◆ Exercise objective
The result should be every line of the listing that holds the word "content".

◆ Data supplied
┄┄┄┄┄┄┄┄┄┄┄┄┄┄┄┄┄┄┄┄

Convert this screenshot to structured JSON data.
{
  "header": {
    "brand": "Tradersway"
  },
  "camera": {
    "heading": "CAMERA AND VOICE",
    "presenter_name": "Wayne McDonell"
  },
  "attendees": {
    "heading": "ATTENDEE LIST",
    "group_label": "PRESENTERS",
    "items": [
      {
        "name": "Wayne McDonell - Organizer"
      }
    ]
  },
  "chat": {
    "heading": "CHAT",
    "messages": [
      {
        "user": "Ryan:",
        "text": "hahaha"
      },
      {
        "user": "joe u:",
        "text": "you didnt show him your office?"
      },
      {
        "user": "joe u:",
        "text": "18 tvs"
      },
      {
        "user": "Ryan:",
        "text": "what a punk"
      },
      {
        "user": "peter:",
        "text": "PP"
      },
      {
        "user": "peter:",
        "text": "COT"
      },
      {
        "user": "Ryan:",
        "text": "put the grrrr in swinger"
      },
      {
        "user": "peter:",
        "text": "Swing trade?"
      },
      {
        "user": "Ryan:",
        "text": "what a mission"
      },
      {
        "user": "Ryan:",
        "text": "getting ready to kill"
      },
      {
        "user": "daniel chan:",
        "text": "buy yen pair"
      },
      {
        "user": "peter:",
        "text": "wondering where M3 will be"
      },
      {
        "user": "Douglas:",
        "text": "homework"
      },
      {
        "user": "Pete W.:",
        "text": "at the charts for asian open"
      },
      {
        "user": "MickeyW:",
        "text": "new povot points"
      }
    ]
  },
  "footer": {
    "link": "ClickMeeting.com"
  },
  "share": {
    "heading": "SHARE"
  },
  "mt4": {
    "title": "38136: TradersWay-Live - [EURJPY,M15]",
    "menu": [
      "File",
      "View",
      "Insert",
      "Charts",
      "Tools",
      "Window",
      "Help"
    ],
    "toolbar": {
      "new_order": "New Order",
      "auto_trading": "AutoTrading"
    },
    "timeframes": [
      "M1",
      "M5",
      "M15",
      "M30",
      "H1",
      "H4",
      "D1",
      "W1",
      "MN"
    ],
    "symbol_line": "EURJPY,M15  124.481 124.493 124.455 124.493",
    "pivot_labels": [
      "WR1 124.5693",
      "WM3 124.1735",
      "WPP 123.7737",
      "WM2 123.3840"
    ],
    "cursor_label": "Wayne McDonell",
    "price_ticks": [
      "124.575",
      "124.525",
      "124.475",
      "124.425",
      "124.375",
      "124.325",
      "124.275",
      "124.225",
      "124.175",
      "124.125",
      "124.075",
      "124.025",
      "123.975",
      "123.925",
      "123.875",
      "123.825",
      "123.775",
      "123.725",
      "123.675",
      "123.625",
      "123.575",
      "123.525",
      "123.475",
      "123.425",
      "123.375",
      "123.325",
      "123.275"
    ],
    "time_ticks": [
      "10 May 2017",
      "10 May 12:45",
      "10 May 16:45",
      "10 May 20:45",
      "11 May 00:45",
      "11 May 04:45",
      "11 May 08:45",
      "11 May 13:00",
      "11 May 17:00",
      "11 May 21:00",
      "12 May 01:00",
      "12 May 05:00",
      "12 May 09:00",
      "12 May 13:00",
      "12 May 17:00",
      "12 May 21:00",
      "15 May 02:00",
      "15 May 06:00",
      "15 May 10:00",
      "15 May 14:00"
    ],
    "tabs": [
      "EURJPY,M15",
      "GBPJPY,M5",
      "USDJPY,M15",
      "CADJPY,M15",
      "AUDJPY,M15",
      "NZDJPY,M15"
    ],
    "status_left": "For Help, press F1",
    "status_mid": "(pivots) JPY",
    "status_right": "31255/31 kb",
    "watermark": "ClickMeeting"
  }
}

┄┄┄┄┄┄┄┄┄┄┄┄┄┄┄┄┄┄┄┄

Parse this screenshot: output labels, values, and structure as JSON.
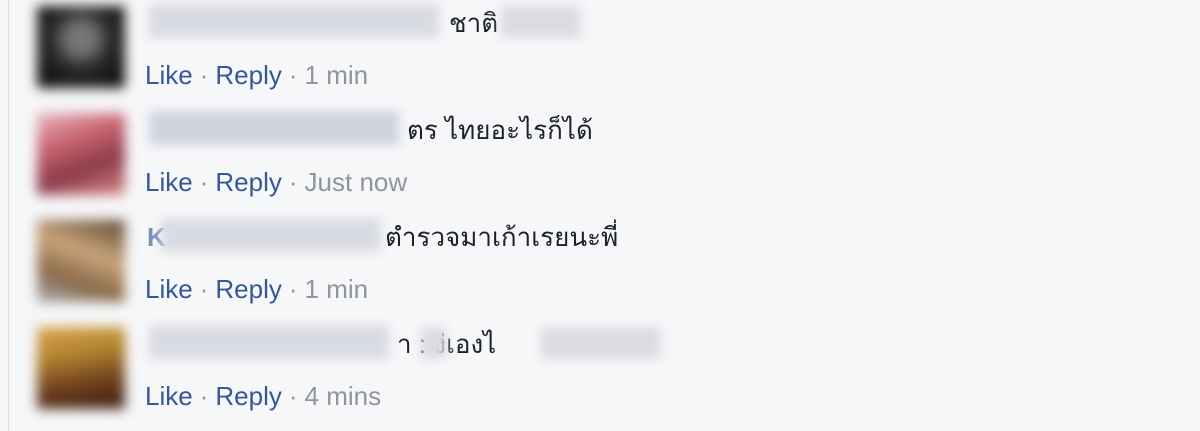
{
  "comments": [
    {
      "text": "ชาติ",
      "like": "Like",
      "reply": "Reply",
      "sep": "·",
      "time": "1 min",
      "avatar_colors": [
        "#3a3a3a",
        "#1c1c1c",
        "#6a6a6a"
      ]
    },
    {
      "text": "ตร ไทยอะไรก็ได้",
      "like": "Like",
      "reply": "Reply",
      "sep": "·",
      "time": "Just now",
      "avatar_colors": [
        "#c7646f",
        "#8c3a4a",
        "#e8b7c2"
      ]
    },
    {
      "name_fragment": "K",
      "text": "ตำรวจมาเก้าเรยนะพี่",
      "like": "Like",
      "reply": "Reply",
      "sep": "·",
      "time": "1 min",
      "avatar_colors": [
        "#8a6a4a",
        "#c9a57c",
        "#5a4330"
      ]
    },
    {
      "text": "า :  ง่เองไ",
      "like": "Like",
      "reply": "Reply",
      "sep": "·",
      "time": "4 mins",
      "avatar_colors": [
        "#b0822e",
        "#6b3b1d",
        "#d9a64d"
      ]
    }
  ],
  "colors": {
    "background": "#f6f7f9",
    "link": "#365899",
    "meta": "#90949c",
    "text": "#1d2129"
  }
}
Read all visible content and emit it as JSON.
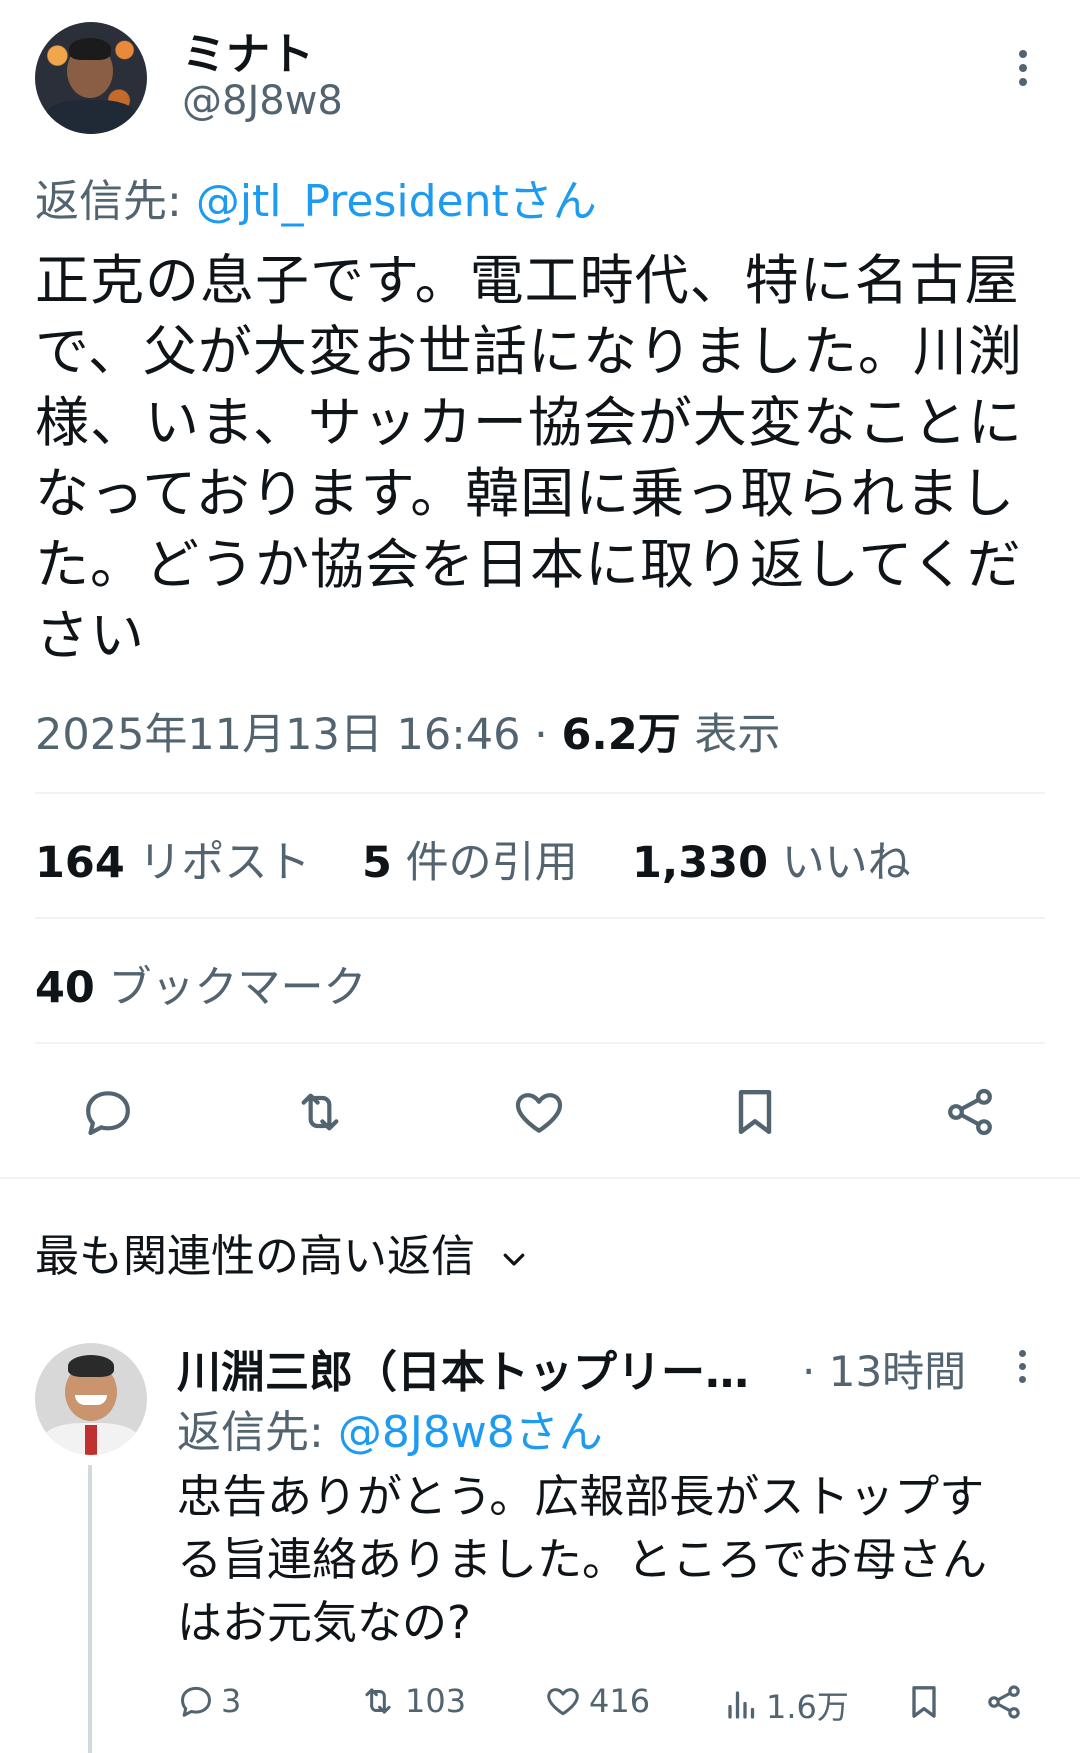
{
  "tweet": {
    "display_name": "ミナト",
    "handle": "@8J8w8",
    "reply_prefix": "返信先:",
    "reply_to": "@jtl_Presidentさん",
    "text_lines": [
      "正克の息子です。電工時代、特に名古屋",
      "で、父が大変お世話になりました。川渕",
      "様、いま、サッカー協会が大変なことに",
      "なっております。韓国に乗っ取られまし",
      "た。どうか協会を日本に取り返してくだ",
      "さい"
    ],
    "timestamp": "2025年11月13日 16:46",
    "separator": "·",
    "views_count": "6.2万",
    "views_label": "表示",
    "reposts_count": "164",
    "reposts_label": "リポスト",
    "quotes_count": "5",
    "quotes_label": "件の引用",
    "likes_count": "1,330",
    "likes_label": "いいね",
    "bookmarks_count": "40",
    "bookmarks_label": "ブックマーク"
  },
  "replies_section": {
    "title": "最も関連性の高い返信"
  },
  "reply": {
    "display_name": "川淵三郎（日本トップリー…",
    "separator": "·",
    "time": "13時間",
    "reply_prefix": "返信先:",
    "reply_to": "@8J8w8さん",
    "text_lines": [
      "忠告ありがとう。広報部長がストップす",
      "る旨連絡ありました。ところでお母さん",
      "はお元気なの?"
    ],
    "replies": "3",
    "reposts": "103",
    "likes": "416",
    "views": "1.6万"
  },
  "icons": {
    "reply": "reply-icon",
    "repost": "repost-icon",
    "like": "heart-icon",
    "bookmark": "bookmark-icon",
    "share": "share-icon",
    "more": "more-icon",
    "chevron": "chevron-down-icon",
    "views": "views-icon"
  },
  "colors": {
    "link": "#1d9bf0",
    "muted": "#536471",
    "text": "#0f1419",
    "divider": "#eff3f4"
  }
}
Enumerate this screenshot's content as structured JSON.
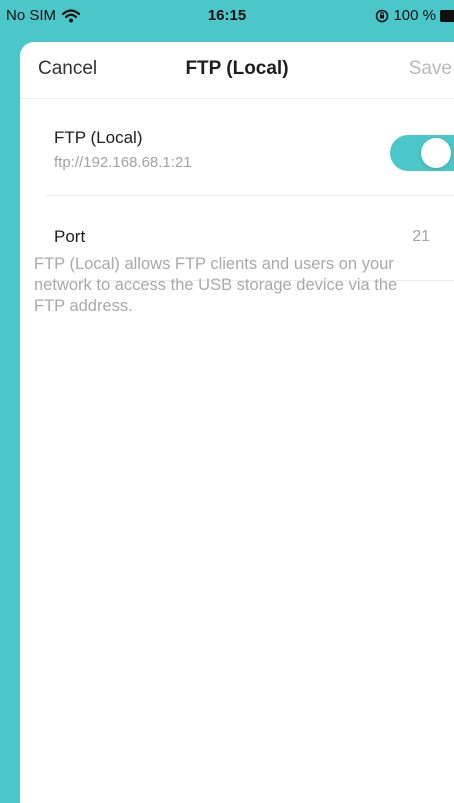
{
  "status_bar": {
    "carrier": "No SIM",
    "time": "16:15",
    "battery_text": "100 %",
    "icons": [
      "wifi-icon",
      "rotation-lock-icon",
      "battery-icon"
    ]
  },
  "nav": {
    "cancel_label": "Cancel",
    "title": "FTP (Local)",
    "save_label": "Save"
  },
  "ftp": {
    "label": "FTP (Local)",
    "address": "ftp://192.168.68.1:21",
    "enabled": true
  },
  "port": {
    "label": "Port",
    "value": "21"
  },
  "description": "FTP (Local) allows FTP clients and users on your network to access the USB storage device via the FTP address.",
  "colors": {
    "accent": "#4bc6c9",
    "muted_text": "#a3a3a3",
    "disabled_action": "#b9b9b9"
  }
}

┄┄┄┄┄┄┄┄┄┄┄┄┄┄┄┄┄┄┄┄

◆ Task response
Read all visible content and emit it as JSON.
Enumerate this screenshot's content as structured JSON.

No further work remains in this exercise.